-- TASK --
Among the lines below, return each one that contains the word "Bleu".

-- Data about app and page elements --
◆ ◆ ◆ ◆ ◆
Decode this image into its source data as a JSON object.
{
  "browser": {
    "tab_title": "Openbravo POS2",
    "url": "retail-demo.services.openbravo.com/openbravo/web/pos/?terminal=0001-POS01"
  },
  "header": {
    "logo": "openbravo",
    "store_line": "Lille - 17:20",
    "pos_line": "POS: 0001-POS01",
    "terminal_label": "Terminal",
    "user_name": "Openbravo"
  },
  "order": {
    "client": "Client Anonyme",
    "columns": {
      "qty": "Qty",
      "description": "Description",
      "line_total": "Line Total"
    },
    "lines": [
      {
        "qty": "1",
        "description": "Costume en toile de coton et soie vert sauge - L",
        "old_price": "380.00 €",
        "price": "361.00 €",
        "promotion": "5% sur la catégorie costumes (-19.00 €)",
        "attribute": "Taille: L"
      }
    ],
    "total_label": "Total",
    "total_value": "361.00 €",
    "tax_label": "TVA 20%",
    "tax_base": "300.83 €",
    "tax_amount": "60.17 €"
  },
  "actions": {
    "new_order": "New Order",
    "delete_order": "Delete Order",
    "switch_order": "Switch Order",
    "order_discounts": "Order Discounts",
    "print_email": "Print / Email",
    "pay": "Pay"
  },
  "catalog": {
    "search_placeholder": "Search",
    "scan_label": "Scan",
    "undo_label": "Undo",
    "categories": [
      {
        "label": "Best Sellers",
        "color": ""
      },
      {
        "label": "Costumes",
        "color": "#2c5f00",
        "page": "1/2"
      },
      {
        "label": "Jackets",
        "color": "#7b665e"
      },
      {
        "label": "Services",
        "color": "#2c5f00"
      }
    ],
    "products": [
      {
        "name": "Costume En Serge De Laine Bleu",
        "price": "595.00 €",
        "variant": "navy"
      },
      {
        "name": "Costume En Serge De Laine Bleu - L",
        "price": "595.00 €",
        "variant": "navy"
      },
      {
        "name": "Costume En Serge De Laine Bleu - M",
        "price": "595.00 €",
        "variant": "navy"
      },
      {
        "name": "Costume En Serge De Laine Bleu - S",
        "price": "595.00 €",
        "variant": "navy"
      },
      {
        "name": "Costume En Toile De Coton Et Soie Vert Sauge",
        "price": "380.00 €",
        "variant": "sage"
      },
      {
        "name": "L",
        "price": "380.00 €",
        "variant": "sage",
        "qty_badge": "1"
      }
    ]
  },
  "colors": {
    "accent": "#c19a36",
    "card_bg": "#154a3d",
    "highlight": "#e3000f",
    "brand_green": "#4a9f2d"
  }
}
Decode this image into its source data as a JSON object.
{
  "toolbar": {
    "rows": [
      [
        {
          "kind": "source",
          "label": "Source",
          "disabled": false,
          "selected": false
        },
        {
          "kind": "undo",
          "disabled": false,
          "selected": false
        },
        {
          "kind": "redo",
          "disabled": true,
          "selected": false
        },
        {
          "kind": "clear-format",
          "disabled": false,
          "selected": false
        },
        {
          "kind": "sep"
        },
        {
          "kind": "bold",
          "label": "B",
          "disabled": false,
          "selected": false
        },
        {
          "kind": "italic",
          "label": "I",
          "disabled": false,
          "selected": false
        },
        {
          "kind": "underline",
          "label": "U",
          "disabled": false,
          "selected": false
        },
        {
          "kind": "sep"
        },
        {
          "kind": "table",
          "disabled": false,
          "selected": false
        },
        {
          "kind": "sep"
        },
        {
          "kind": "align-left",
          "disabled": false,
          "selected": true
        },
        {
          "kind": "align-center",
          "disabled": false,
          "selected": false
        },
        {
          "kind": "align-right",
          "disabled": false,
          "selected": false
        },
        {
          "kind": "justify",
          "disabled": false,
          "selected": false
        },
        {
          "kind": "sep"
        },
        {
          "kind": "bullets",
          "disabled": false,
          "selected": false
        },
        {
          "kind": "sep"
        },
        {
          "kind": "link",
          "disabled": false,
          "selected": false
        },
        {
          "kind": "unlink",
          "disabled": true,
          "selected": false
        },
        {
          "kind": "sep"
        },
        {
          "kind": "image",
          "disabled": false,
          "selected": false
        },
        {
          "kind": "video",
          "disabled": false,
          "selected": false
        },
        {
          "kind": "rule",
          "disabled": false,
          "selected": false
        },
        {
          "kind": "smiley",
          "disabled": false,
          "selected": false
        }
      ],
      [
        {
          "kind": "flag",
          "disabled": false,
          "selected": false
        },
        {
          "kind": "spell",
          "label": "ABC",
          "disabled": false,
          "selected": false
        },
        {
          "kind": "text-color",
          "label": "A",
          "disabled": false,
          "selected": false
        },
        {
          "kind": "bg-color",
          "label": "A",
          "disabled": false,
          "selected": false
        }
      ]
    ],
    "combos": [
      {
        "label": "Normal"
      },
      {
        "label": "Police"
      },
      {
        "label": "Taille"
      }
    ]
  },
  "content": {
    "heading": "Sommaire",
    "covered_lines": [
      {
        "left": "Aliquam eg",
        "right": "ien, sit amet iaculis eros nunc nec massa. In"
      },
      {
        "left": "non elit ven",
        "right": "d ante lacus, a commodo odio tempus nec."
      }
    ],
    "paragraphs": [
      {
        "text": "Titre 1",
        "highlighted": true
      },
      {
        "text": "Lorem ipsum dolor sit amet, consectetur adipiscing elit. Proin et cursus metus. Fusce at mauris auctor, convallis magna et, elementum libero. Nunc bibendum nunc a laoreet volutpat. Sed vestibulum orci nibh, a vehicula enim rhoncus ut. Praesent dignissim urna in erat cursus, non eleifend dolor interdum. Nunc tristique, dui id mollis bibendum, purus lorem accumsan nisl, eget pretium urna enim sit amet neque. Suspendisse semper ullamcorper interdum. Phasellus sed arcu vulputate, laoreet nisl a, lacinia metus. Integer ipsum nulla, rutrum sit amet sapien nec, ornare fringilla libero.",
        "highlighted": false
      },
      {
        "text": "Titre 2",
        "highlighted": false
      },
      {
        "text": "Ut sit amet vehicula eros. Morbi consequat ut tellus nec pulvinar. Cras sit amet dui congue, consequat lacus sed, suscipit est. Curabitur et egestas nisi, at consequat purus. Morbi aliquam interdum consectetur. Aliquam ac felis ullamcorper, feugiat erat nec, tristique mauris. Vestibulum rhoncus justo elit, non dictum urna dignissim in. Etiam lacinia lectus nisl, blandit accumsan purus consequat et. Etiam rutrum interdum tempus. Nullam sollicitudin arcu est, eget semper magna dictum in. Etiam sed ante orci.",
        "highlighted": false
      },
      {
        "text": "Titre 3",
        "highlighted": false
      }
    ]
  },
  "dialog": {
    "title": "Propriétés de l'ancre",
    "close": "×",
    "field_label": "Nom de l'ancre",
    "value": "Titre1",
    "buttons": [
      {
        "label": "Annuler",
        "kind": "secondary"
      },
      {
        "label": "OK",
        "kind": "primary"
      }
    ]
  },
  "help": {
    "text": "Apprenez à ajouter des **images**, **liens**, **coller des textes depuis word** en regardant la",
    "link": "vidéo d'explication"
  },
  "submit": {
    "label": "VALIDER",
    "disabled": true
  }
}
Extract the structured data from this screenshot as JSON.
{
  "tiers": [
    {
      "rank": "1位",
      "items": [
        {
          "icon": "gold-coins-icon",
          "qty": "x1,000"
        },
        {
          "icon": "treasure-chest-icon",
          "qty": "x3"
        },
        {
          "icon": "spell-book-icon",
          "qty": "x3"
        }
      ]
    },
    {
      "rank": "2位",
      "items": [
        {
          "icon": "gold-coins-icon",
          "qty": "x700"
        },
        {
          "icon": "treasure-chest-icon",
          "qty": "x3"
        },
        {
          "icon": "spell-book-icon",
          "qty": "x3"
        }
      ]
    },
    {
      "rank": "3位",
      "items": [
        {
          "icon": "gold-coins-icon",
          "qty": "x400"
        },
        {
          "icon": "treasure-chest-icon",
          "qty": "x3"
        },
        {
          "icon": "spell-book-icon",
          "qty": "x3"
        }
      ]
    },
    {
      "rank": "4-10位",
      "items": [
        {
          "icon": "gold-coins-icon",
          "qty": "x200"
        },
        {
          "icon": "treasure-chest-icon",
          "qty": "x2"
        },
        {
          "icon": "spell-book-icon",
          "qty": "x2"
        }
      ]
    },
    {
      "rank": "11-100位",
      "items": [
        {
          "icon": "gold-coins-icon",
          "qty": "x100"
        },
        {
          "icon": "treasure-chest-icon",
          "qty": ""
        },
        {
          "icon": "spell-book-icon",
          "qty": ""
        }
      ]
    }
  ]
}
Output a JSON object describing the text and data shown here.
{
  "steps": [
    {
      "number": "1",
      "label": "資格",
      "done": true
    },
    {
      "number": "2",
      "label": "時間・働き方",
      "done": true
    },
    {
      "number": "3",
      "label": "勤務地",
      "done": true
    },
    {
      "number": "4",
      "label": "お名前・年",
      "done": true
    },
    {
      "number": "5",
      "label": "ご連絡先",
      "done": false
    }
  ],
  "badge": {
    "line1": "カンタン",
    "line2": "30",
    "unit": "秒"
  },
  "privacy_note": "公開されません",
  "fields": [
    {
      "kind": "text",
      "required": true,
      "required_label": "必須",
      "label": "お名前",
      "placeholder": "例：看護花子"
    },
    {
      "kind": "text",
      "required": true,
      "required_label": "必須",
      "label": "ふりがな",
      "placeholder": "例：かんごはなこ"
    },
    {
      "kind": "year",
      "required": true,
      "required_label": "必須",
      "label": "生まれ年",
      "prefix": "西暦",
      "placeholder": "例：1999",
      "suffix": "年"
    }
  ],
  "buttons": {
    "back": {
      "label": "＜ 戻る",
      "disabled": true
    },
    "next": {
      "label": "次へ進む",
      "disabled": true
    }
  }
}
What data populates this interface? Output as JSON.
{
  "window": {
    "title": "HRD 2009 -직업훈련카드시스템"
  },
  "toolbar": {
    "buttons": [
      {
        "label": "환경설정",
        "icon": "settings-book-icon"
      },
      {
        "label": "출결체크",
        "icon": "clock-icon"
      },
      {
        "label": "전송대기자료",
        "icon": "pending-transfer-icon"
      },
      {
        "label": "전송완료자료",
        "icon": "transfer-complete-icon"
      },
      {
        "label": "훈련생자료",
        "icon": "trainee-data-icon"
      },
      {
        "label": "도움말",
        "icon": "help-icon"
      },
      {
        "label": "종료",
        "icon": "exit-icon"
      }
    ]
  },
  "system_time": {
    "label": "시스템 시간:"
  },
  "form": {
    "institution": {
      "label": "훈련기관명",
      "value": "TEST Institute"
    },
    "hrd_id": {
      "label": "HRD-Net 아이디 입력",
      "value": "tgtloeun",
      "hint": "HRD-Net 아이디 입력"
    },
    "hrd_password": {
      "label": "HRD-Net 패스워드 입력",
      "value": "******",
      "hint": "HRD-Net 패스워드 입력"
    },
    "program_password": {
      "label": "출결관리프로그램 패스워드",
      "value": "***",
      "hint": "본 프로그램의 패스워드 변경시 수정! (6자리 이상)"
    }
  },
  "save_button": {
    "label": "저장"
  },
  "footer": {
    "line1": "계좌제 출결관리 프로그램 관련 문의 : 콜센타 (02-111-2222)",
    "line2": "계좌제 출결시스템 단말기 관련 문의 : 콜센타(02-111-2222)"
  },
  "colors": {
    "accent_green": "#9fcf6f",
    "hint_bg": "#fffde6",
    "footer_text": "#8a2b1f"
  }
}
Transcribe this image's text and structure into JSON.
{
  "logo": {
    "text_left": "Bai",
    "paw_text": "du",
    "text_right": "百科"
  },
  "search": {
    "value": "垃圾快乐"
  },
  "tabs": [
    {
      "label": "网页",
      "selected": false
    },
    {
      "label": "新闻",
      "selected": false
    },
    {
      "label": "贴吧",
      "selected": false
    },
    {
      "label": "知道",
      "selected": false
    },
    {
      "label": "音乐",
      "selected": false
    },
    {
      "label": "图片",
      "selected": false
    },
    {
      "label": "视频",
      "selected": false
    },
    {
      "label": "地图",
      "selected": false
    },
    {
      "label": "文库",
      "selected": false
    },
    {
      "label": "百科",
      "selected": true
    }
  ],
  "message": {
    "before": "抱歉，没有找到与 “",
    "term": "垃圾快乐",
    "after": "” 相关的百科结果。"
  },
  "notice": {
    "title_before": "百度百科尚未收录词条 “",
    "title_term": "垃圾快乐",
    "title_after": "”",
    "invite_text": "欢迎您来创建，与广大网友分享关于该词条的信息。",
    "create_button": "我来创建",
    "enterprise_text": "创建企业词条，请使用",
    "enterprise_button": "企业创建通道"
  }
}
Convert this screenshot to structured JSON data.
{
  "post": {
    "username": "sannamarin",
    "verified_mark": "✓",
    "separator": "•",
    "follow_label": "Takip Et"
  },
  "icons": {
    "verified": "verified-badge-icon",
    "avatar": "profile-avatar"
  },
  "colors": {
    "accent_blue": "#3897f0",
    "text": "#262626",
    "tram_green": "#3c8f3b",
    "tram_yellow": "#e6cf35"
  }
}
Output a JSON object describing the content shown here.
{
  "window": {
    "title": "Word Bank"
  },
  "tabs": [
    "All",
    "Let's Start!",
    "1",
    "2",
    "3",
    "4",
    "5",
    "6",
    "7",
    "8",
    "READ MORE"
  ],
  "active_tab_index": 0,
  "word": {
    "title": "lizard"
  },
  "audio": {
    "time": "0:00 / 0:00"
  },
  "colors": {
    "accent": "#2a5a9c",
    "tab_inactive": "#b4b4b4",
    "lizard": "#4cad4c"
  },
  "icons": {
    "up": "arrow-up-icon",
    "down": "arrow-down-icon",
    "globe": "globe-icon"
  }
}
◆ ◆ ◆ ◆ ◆
-- TASK RESULT --
        "name": "Costume En Serge De Laine Bleu",
        "name": "Costume En Serge De Laine Bleu - L",
        "name": "Costume En Serge De Laine Bleu - M",
        "name": "Costume En Serge De Laine Bleu - S",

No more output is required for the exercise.